Posts Tagged ‘bratislava castle’

SERMON: “Sunset in Bratislava” The not-so-reverend bob

Sunday, August 29th, 2010

The view from the bridge that evening in Bratislava.

One evening in late Summer, 1987, I stood at the center of a massive iron bridge watching the sun set behind Bratislava castle.  Looking down I caught a glimpse of two men in a canoe slipping beneath me on the dark, fast waters of the Danube.

It’d been a long day.

“Dave” and I had left our campground outside of town early that morning to find A) a pair of wire-cutters, and B) a place where we could make an international call to the number in The Netherlands we’d memorized in case of emergency.

The solenoid on the starter of our Peugot camper van was out, and we still had secret compartments packed full of Christian books that we hadn’t had a chance to deliver to our contacts in Czechoslovakia (having only had time to make one midnight contact in Ostrava before the starter began acting) up.

We were stuck behind the iron curtain with a load of smuggled, illegal books in a city that — despite it’s size — had no more than a handful of locations where one could make an international call.  Earlier in the day I’d found a pair of Russian-made wire cutters at a huge department store downtown, and Dave tried to call our home base from the International Hotel downtown.  But the phone that was supposed to be manned 24 hours a day just rang and rang.  So now we were killing time, watching the sun set behind the castle on the hill until we could try another phone call.

As we leaned on the heavily-painted edge of the bridge, I began to make a sort of mental list of all the hardships and anguish this trip had put me through.  It was like I was writing up a bill to present to someone, to the person or persons who owed me for my trouble.  In the next moment a question rose up from the river in the form of my internal voice: “Who are you going to give that bill to?” it asked.  “Who owes you for that?”.

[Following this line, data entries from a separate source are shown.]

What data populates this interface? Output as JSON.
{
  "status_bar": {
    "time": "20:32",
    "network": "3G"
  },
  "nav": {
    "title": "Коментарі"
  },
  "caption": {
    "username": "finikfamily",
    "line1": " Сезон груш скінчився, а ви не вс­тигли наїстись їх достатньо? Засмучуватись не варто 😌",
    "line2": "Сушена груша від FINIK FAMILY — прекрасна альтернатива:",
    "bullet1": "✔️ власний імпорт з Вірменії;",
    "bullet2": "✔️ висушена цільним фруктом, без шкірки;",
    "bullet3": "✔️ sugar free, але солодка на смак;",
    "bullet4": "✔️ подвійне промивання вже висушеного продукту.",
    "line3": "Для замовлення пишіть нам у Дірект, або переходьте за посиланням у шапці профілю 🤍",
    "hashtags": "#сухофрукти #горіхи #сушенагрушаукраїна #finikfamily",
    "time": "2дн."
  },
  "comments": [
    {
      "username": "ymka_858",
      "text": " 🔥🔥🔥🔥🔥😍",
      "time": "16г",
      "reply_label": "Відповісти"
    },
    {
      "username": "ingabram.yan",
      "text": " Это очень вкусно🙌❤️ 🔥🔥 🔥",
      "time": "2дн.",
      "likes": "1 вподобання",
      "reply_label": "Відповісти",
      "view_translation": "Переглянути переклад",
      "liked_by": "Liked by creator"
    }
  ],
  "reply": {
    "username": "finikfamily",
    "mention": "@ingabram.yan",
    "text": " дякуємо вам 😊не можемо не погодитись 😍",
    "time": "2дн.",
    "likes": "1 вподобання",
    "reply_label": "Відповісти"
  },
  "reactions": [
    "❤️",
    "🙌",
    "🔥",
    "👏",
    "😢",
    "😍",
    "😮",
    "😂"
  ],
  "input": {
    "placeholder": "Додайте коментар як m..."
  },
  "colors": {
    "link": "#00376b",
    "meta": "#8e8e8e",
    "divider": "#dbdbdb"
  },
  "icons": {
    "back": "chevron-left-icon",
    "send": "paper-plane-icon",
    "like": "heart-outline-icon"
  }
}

Immediately I knew the answer:  Nobody.  There was no-one I could hold accountable for my situation: stranded in a Communist country with a load of contraband hidden in a broken vehicle we could allow no mechanic to touch.  I had made every choice that led me to this day, and every person that was part of the preparation and execution of this “literature trip” had every right to assume that I was making those choices based on my own deeply-held convictions.  But I hadn’t, really.  It was painfully clear that I had relied on the confidence and assurance of others, and had, in essence, put my own liberty at risk for other people’s reasons.

In that moment I understood all too clearly that my pattern of “deferring to amateurs” could not continue.  I had to take responsibility for my own life.  It was up to me to know why I was doing whatever I was doing, because when the time came to answer for it, there would be no-one standing beside me, no-one else to blame and no-one to bail me out.

Looking back on it now, this was a critical moment in my movement away from the Christianity that had brought me to that summer of being one of God’s smugglers.

It was late that nigh, around midnight, calling from the central train station (the Hotel’s phone office had closed by then), that we finally got through to our base, and I got permission to “hot-wire” the damn van and get the hell out of Czechoslovakia.  We missed the last tram out of town, and walked the dark miles back to our campground in a light drizzle.  In the morning, I stripped one half of our set of jumper cables, got that van running, and we didn’t turn it off until early the next morning in an autobahn rest area in West Germany.

It was some months later, on a Winter night back in the U.S., that the final, weakened supports for my religiosity — after 15 years of belief — quietly collapsed.

Of course the ending of that story was the beginning of another 15 years of searching for the reality to replace the make-believe.  And though I now feel like the “big” questions of life have been answered, in a way I feel like I have only just recently emerged from the various spells of belief and magical thinking that we humans are so prone to, to stand, at last, ready to face the reality of my own life, and of our existence on this spinning planet as it hurtles around the sun.

That afternoon on the Bratislava bridge, I felt that mental “bill” slip from my fingers and float down into the swift, roiling current of the Danube, to be carried away to the place where all forgiven debts go.

t.n.s.r. bob